For me, I think it’s about consciousness, or rather self-consciousness and codependency. Back then I wasn’t worried about what other people were going to say if they saw me enjoying myself no matter what I was doing. Why? Can you imagine playing like this now? As my friend said so well “if I were outside doing this, city officials would come for me and take me away where I could not harm myself or others. ” As adults we don’t often feel like we have permission to really play for fear of disapproval in some form. As a kid we were CONSTANTLY being told “GO PLAY!” Not only did we have permission to play as a kid we were ordered! The adults in our lives might have really just wanted us out of their hair for a bit but they were doing us a great service by giving us permission to go play. That is until we grew up.
As adults we are responsible for our own happiness and well being. There is no one who is going to tell us to GO PLAY. If we want to play we have to do it of our own accord. Many of us are in the middle of uncovering old patterns from childhood and, if you think about it, co-dependency plays right into that idea of wanting permission to GO PLAY. Even more so, what if we do make that decision to play on our own and then someone sees us? We didn’t have permission to enjoy ourselves did we? Will we be judged? We’re adults now. Society frowns upon adults who act like children and what do children do more than anything else? PLAY.
It’s funny but I just remembered that my son watches these videos online of other people playing video games that are hugely popular called “Let’s Play” videos. Could it be that even our children are starting to lose some of the freedom and child like sense of play at a younger age due to the fact they are more exposed to grown up ideas at a younger age? Is there more watching of play rather than actual playing happening in our kid’s lives? Hopefully not but it is something to think about.
I think we all need more PLAY in our lives. The more we PLAY, the more we inhabit our own reality in a conscious and independent manner. We face our fears without a thought. We forget about our illusionary worries. We reconnect with our child like souls the way they long to be loved. We grow stronger and more confident and isn’t that what many of us are working on right now in this “Second Half” of our lives?

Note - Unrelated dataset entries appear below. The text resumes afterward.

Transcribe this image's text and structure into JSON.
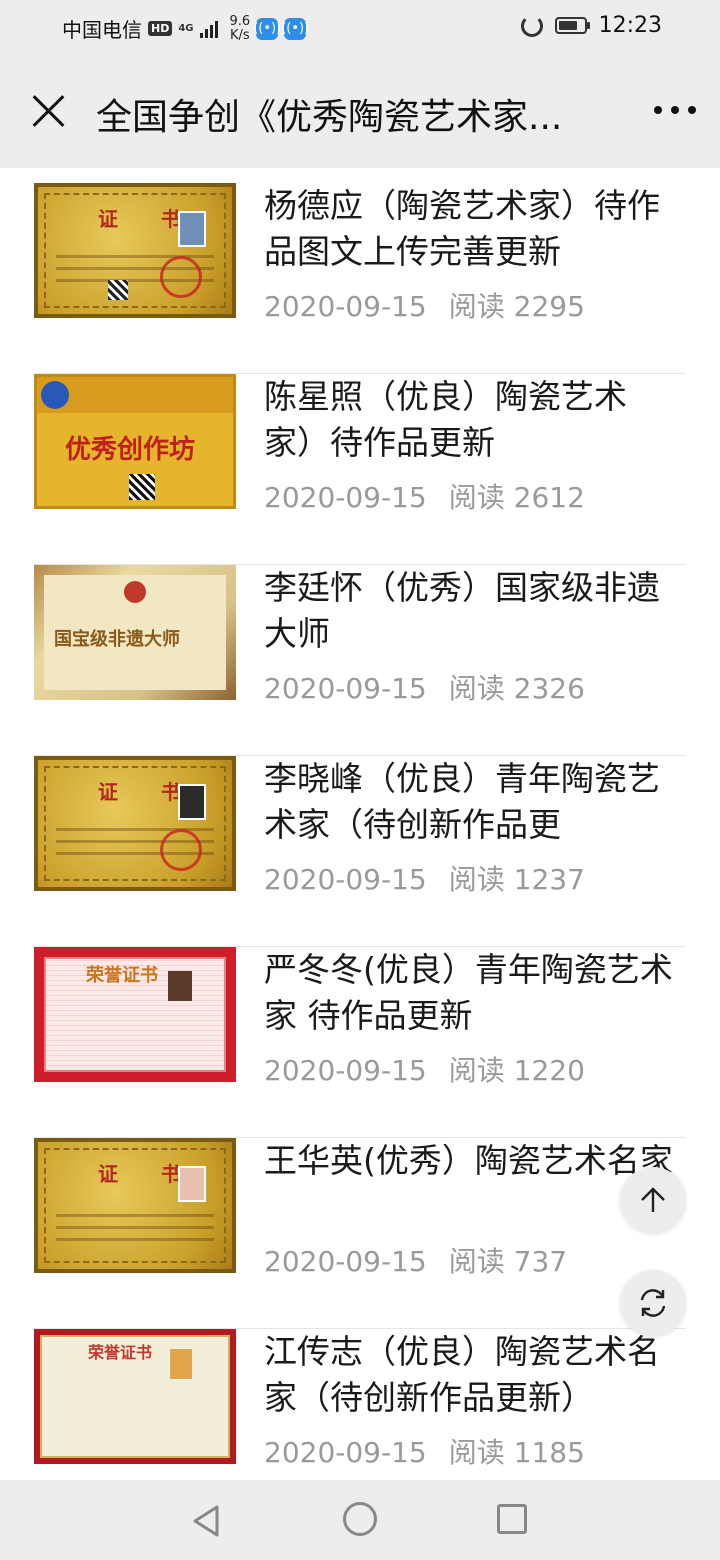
{
  "status_bar": {
    "carrier": "中国电信",
    "hd": "HD",
    "network": "4G",
    "speed_value": "9.6",
    "speed_unit": "K/s",
    "time": "12:23",
    "battery_level": 0.75
  },
  "header": {
    "title": "全国争创《优秀陶瓷艺术家..."
  },
  "articles": [
    {
      "title": "杨德应（陶瓷艺术家）待作品图文上传完善更新",
      "date": "2020-09-15",
      "reads_label": "阅读",
      "reads": "2295",
      "thumb_text": "证 书"
    },
    {
      "title": "陈星照（优良）陶瓷艺术家）待作品更新",
      "date": "2020-09-15",
      "reads_label": "阅读",
      "reads": "2612",
      "thumb_text": "优秀创作坊"
    },
    {
      "title": "李廷怀（优秀）国家级非遗大师",
      "date": "2020-09-15",
      "reads_label": "阅读",
      "reads": "2326",
      "thumb_text": "国宝级非遗大师"
    },
    {
      "title": "李晓峰（优良）青年陶瓷艺术家（待创新作品更",
      "date": "2020-09-15",
      "reads_label": "阅读",
      "reads": "1237",
      "thumb_text": "证 书"
    },
    {
      "title": "严冬冬(优良）青年陶瓷艺术家 待作品更新",
      "date": "2020-09-15",
      "reads_label": "阅读",
      "reads": "1220",
      "thumb_text": "荣誉证书"
    },
    {
      "title": "王华英(优秀）陶瓷艺术名家",
      "date": "2020-09-15",
      "reads_label": "阅读",
      "reads": "737",
      "thumb_text": "证 书"
    },
    {
      "title": "江传志（优良）陶瓷艺术名家（待创新作品更新）",
      "date": "2020-09-15",
      "reads_label": "阅读",
      "reads": "1185",
      "thumb_text": "荣誉证书"
    }
  ],
  "icons": {
    "close": "close-icon",
    "more": "more-icon",
    "scroll_top": "arrow-up-icon",
    "refresh": "refresh-icon",
    "nav_back": "triangle-back-icon",
    "nav_home": "circle-home-icon",
    "nav_recent": "square-recent-icon"
  }
}
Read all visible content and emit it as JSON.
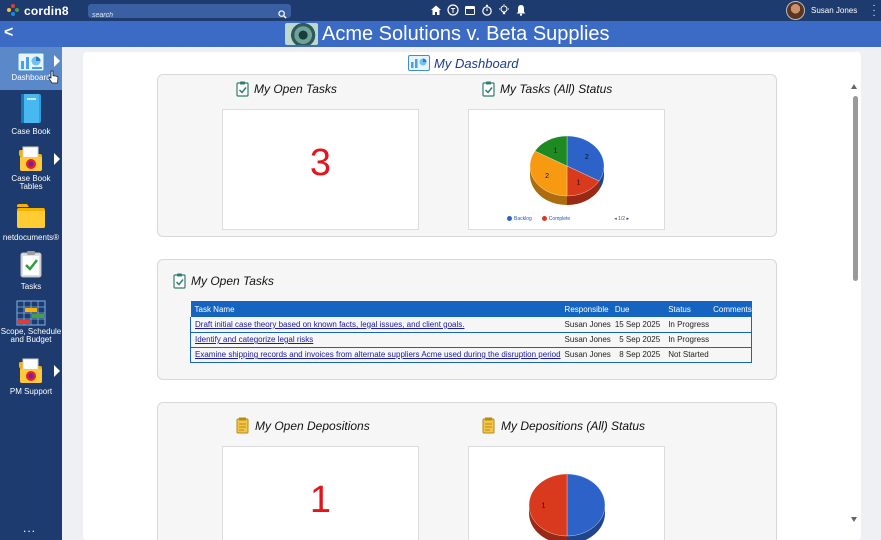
{
  "app": {
    "name": "cordin8"
  },
  "search": {
    "placeholder": "search"
  },
  "user": {
    "name": "Susan Jones"
  },
  "case": {
    "title": "Acme Solutions v. Beta Supplies"
  },
  "sidebar": {
    "items": [
      {
        "label": "Dashboard"
      },
      {
        "label": "Case Book"
      },
      {
        "label": "Case Book Tables"
      },
      {
        "label": "netdocuments®"
      },
      {
        "label": "Tasks"
      },
      {
        "label": "Scope, Schedule and Budget"
      },
      {
        "label": "PM Support"
      }
    ],
    "more": "..."
  },
  "dashboard": {
    "title": "My Dashboard",
    "open_tasks_title": "My Open Tasks",
    "open_tasks_count": "3",
    "tasks_status_title": "My Tasks (All) Status",
    "tasks_legend": {
      "backlog": "Backlog",
      "complete": "Complete",
      "page": "1/2"
    },
    "task_list_title": "My Open Tasks",
    "open_depositions_title": "My Open Depositions",
    "open_depositions_count": "1",
    "depositions_status_title": "My Depositions (All) Status"
  },
  "task_table": {
    "headers": {
      "name": "Task Name",
      "responsible": "Responsible",
      "due": "Due",
      "status": "Status",
      "comments": "Comments"
    },
    "rows": [
      {
        "name": "Draft initial case theory based on known facts, legal issues, and client goals.",
        "responsible": "Susan Jones",
        "due": "15 Sep 2025",
        "status": "In Progress",
        "comments": ""
      },
      {
        "name": "Identify and categorize legal risks",
        "responsible": "Susan Jones",
        "due": "5 Sep 2025",
        "status": "In Progress",
        "comments": ""
      },
      {
        "name": "Examine shipping records and invoices from alternate suppliers Acme used during the disruption period",
        "responsible": "Susan Jones",
        "due": "8 Sep 2025",
        "status": "Not Started",
        "comments": ""
      }
    ]
  },
  "chart_data": [
    {
      "type": "pie",
      "title": "My Tasks (All) Status",
      "slices": [
        {
          "value": 2,
          "color": "#2d63c8"
        },
        {
          "value": 1,
          "color": "#d93a1e"
        },
        {
          "value": 2,
          "color": "#f79a12"
        },
        {
          "value": 1,
          "color": "#1e8a22"
        }
      ],
      "legend": [
        "Backlog",
        "Complete"
      ],
      "legend_page": "1/2"
    },
    {
      "type": "pie",
      "title": "My Depositions (All) Status",
      "slices": [
        {
          "value": 1,
          "color": "#2d63c8"
        },
        {
          "value": 1,
          "color": "#d93a1e"
        }
      ],
      "visible_labels": [
        "1"
      ]
    }
  ],
  "colors": {
    "topbar": "#1d3b6e",
    "titlebar": "#3b6bc4",
    "accent_red": "#e5141a",
    "table_header": "#1565c0"
  }
}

We all have plenty of time in our lives to include real PLAY. Yes we do! Star by giving yourself permission. Not sure how to start playing? Just think about how you used to PLAY as a kid. You can’t get it wrong. Just thinking about playing starts opening you up to all sorts of personal FREEDOM. Let your imagination take it from there and be fearless.
How will you PLAY today?